So which of our habits is the worst enemy to the environment? For now, here's a look at some of our most common environmental transgressions, starting with the biggies.
Consumption The average Chicago household uses 5,400 kilowatt hours of electricity per year, spending $600 on electric bills annually, and 1,400 therms per year in natural gas, spending $1,000 annually. Most of the energy goes to heating and cooling the home.
Environmental impactBecause Chicago gets so cold, two-thirds of the 10.7 tons of greenhouse gases emitted per home comes from natural gas (used for heating), while one-third comes from electricity.
Nationally, however, about 39 percent of the energy consumed in the U.S. is used to generate electricity, making electricity the country's No. 1 source of greenhouse gas emissions. Electricity accounts for 2.5 billion tons of carbon dioxide emissions in the U.S.about 40 percent of the country's total CO2 emissions.
Saving grace Though Chicago continues to get most of its electricity from coal (the biggest carbon emitter) and nuclear power plants, wind energy is becoming more prevalent in the Midwest.
Alternatives Insulate your home and buy energy-efficient appliances (look for the EnergyStar label, which indicates the product meets efficiency guidelines set by the EPA and Department of Energy). Adjusting your air conditioner or thermostat a degree makes a big difference. And if every Chicagoan replaced four light bulbs with energy-efficient compact fluorescent bulbs, it would prevent 2.6 million tons of carbon dioxide emissions, the equivalent of removing 81,164 cars from the road.
Also, electronics on standby still use electricity, so turn off computers and power strips to avoid such "phantom loads."
Sources: Environmental Protection Agency, Chicago Department of the Environment, Center for Neighborhood Technology Energy
Consumption Americans have bought 6.9 million cars and 7.8 million light trucks (including SUVs) so far this year, and they drive about 2.6 trillion miles annually.
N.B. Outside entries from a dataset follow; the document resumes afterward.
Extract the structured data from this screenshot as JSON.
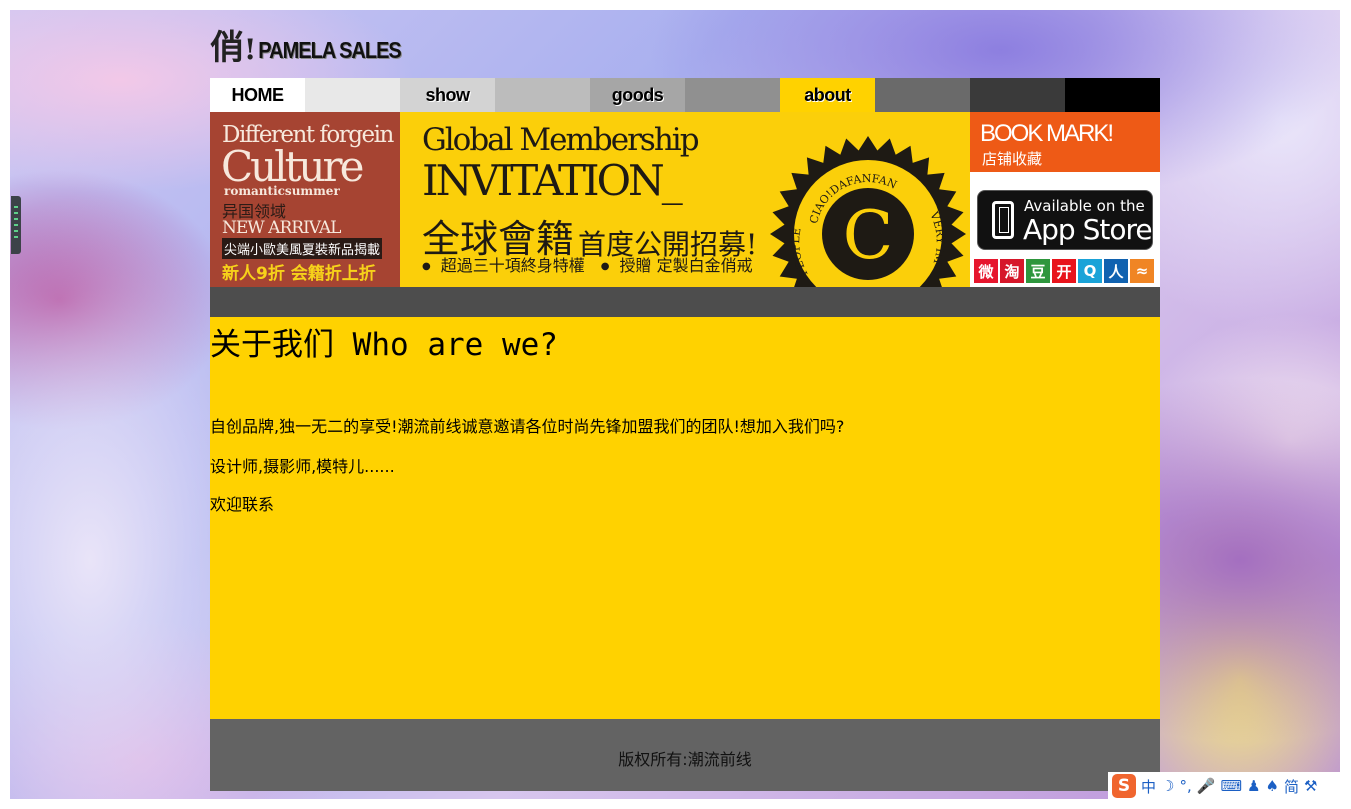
{
  "logo": {
    "char": "俏",
    "bang": "!",
    "text": "PAMELA SALES"
  },
  "nav": {
    "items": [
      {
        "label": "HOME",
        "bg": "#ffffff"
      },
      {
        "label": "",
        "bg": "#e8e8e8"
      },
      {
        "label": "show",
        "bg": "#d3d3d3"
      },
      {
        "label": "",
        "bg": "#bcbcbc"
      },
      {
        "label": "goods",
        "bg": "#a6a6a6"
      },
      {
        "label": "",
        "bg": "#909090"
      },
      {
        "label": "about",
        "bg": "#ffd200"
      },
      {
        "label": "",
        "bg": "#6a6a6a"
      },
      {
        "label": "",
        "bg": "#3a3a3a"
      },
      {
        "label": "",
        "bg": "#000000"
      }
    ]
  },
  "banner": {
    "left": {
      "line1": "Different forgein",
      "line2": "Culture",
      "line3": "romanticsummer",
      "line4": "异国领域",
      "line5": "NEW ARRIVAL",
      "line6": "尖端小歐美風夏裝新品揭載",
      "line7": "新人9折 会籍折上折"
    },
    "middle": {
      "line1": "Global Membership",
      "line2": "INVITATION_",
      "line3_big": "全球會籍",
      "line3_small": "首度公開招募!",
      "bullets": [
        "超過三十項終身特權",
        "授贈 定製白金俏戒"
      ],
      "seal": {
        "letter": "C",
        "top_text": "CIAO!DAFANFAN",
        "left_text": "PEOPLE",
        "right_text": "VERY IM"
      }
    },
    "right": {
      "bookmark_title": "BOOK MARK!",
      "bookmark_sub": "店铺收藏",
      "appstore_line1": "Available on the",
      "appstore_line2": "App Store",
      "socials": [
        {
          "name": "weibo-icon",
          "glyph": "微",
          "color": "#e6162d"
        },
        {
          "name": "taobao-icon",
          "glyph": "淘",
          "color": "#d6172a"
        },
        {
          "name": "douban-icon",
          "glyph": "豆",
          "color": "#2e963d"
        },
        {
          "name": "kaixin-icon",
          "glyph": "开",
          "color": "#e8141c"
        },
        {
          "name": "qq-icon",
          "glyph": "Q",
          "color": "#1aa3d8"
        },
        {
          "name": "renren-icon",
          "glyph": "人",
          "color": "#1062b0"
        },
        {
          "name": "rss-icon",
          "glyph": "≈",
          "color": "#f08524"
        }
      ]
    }
  },
  "content": {
    "heading": "关于我们 Who are we?",
    "para1": "自创品牌,独一无二的享受!潮流前线诚意邀请各位时尚先锋加盟我们的团队!想加入我们吗?",
    "para2": "设计师,摄影师,模特儿......",
    "para3": "欢迎联系"
  },
  "footer": {
    "text": "版权所有:潮流前线"
  },
  "ime": {
    "brand": "S",
    "items": [
      "中",
      "☽",
      "°,",
      "🎤",
      "⌨",
      "♟",
      "♠",
      "简",
      "⚒"
    ]
  }
}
The more than 200 million cars on American roads account for 30 percent of all cars worldwidethough the U.S. represents less than 5 percent of the world's population.
Environmental impact Transportation contributes a quarter of the world's carbon dioxide emissions, emitting 1.5 billion tons of CO2 annually, mostly from automobiles. The average American passenger car, driven about 12,500 miles a year, spews 11,450 pounds of carbon dioxide in a year, while the average light truck emits some 16,000 pounds annually. Cars impact the environment even when they're not moving, as paved parking lots create rainwater runoff that pollute lakes and rivers and absorb solar heat, warming the area.
Saving grace Sales of cars that run on alternative fuels are increasing, and there are now 11.5 million such cars on American roads. There are 60 models of alternative- fuel autos on sale today, up from 12 in 2000.
Alternatives Walk, bike or take public transit when possible. If every Chicagoan replaced one car trip a month with another mode of transportation, it would decrease carbon dioxide emissions by 1.9 million tons per year. More drastically, you can use car-sharing services or buy a hybrid or a more fuel-efficient car.
Sources: Wall Street Journal, Environmental Defense, Fueleconomy.gov, Chicago Department of Environment, Alliance of Automobile Manufacturers
Consumption U.S. airlines transported 744.6 million passengers in 2006, pulling in $163.8 billion in revenue. Added together, passengers flew 797.4 billion miles.
Environmental impact Air travel accounts for 2 percent of global greenhouse gas emissions, but with demand for flying rising, it is one of the fastest-growing contributors to global warming. Also, the fuel burned at high altitudes has a bigger global warming impact than fuel burned at ground level, and airplanes emit much more carbon than cars do on a per-passenger, per-mile basis.
Saving grace Airlines have doubled fuel efficiency between 1978 and 2006 and have pledged to improve fuel economy an additional 30 percent over the next 18 years. Efforts to modernize air traffic control operations would also cut down on trip lengths.